If this doesn’t work, you may need to replace the shift linkage. Sometimes the linkage can become broken or faulty and the transmission won’t shift. Check the linkage by unscrewing the center console or removing the shift boot. If you can’t reach the linkage, you may need to disassemble the vehicle and reinstall it. This process will take about 30 minutes.
The fluid level is one of the first things to check. Checking the transmission fluid level can prevent further damage. If the level is too low, there could be a leak or a damaged seal. Other signs include a hole in the transmission pan or a damaged gasket. A leaking transmission could also be a sign that the torque converter needs to be replaced. While it may seem difficult to diagnose, it’s worth it to check for the fluid level and correct the problem.
How Do I Get My Car Out of Stuck Gear?
If you can’t get your car out of first gear, the problem may lie with the torque converter. If this component has failed, the transmission won’t shift into any gear at all. It will simply idle in neutral. To get your car moving again, you must shift your car into first gear or reverse gear. A shift pattern will typically be marked on the shift lever knob. If you can’t figure it out, contact a mechanic.
In some cases, it’s possible to fix the problem yourself, but there are also some common issues that can make your car stuck in first gear. One of the most common causes of this issue is a leak in the master cylinder or release cylinder. This causes the clutch to work harder than normal. It might be due to a defect or wear and tear, but it’s usually the least expensive repair.
Can a Blown Fuse Cause Transmission Problems?
A blown transmission fuse can prevent a smooth gear shift. This fuse controls the solenoids in your transfusion and gets power from Instrument Cluster Fuse #11 located on the left-hand side of the dashboard. The white and pink wires from this fuse distribute power to different parts of the car. When the fuse is blown, your car will shift into limp-in mode and may experience rough shifts.
When the fuse is blown, the transmission misfire symptoms are likely to be related to a short in the wiring harness, the shift solenoid, or the torque converter clutch windings.

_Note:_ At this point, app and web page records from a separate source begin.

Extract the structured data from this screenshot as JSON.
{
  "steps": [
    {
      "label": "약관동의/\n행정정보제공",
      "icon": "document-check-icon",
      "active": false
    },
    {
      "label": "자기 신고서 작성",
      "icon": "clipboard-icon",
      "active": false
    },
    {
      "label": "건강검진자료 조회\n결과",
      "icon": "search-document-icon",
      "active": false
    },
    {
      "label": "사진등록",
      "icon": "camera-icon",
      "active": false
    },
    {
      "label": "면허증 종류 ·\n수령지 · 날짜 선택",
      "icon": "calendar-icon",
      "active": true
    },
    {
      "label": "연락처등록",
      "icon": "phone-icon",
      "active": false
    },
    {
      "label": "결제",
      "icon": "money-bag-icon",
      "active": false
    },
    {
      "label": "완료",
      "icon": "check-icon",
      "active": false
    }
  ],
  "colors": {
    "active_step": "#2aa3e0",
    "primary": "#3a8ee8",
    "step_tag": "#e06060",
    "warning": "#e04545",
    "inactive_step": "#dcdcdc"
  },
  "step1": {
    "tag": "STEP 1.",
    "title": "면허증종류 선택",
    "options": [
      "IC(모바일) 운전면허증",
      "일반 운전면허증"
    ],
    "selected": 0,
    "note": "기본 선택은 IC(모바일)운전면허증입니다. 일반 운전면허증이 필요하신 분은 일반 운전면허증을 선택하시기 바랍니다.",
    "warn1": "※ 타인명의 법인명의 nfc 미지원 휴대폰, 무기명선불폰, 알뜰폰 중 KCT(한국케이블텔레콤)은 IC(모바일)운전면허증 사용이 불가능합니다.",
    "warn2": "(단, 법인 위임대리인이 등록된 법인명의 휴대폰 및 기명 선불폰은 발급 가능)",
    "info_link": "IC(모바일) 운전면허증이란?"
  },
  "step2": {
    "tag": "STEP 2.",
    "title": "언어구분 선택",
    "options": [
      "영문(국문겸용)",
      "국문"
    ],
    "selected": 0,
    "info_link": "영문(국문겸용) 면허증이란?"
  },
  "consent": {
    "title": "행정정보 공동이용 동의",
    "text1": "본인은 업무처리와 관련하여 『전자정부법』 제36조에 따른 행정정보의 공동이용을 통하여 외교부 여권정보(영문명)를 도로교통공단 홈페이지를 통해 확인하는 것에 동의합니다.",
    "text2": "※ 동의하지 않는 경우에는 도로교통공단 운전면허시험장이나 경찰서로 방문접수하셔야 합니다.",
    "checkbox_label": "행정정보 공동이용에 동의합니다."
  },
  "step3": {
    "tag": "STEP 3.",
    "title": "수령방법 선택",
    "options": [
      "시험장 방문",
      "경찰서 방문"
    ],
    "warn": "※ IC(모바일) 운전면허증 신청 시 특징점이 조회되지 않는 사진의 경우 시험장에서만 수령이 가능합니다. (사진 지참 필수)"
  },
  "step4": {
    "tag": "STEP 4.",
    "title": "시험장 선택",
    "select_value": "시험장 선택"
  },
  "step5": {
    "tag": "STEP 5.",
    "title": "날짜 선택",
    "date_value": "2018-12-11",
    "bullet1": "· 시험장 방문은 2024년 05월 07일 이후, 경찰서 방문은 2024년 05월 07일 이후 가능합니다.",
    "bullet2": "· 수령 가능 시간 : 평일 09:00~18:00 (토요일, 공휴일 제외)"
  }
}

If the fuse is blown, you may notice an abnormal smell in the cabin or smoke under the hood after the engine has warmed up. Checking the transmission fuse is the easiest and quickest way to diagnose transmission problems.
Another cause of transmission problems is low transmission fluid or dirty fluid. Transmission fluid problems are common and can cost you from $100 to $1000 to fix. If you notice dirty fluid or no transmission fluid, make sure to change it right away and bring your vehicle to a mechanic immediately. A blown transmission fuse is the most common cause of transmission problems. Usually, this type of problem is easily diagnosed with a simple auto diagnostic tool.
How Do You Know If Shift Solenoid is Bad?
How do you know if your shift solenoid is bad? There are a couple of different ways to determine this. For one, you may experience difficulty engaging the gears. If this happens, it’s time to get your car inspected by a mechanic. For another sign, you might experience a delayed downshift or upshift. If either of these conditions applies to your car, it’s likely the shift solenoid is bad.
If you notice your shifts being sluggish or if they stop altogether, the solenoid could be bad. The first way to determine this is to pull the plug from the shift solenoid and insert it into a 9-volt battery. If it’s connected properly, you’ll hear a clicking sound. Otherwise, it might not. If this doesn’t work, you can check the solenoid by measuring its resistance.
The second way to determine if your shift solenoid is bad is to test the vehicle’s headlight. To test your headlight, connect a 10 ohm high-watt ceramic resistor to the positive terminal of your car battery. If it doesn’t work, replace the transmission solenoid. Performing this test can be a very accurate way to determine if the solenoid is bad.